Causes of Pick Disease
Common Causes and Risk factors of Pick Disease
Longstanding high blood pressure.
High levels of homocysteine.
Female gender because women usually live longer than men.
Schizophrenialike thought disorder.
Signs and Symptoms of Pick Disease
Common Sign and Symptoms of Pick Disease
Lack of muscle coordination.
Loss of muscle tone.
Increased sensitivity to touch.
Enlarged liver and spleen.
Treatment of Pick Disease
Common Treatment of Pick Disease
Behavior modification may help some people control unacceptable or dangerous behaviors.
Many different types of medications have been or are being tried in dementia. One group of drugs used in Alzheimer disease, the cholinesterase inhibitors.
Medication to control behaviors that can be dangerous to oneself or others. Antidepressants known as selective serotonin reuptake inhibitors (SSRIs) may offer some relief from apathy and depression.
Some patients may need hearing-aids, glasses, cataract surgery , or other treatments.
Anti-inflammatory drugs are being tried on the premise that inflammation is one cause of the brain damage in Pick disease.
Hormone replacement therapy has been given to some women who have been through menopause and have dementia.
Education and other forms of intellectual challenge may help protect people against the disease.

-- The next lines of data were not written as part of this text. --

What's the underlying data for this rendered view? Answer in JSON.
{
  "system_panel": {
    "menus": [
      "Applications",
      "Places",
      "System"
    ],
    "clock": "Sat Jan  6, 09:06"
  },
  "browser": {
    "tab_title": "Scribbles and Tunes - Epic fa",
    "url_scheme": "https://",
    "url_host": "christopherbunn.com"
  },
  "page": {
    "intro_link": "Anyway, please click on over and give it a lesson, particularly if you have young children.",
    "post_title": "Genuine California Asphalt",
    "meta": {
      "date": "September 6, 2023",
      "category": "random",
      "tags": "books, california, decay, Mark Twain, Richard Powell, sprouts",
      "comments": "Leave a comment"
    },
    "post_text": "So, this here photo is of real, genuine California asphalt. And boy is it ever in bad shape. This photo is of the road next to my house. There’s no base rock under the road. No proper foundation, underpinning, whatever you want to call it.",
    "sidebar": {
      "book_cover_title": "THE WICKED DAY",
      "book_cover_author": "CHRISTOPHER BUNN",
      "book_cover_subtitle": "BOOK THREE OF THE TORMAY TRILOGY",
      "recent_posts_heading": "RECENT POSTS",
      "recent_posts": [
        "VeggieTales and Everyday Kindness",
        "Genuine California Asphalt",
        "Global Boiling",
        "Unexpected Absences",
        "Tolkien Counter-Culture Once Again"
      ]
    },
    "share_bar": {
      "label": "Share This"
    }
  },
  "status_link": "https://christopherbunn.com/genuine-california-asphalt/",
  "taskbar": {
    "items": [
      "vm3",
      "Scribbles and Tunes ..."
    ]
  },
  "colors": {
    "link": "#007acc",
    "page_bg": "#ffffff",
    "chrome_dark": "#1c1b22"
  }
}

High sugar content foods may need to be restricted in some patients with carbohydrate craving, which may indicate Klüver-Bucy syndrome.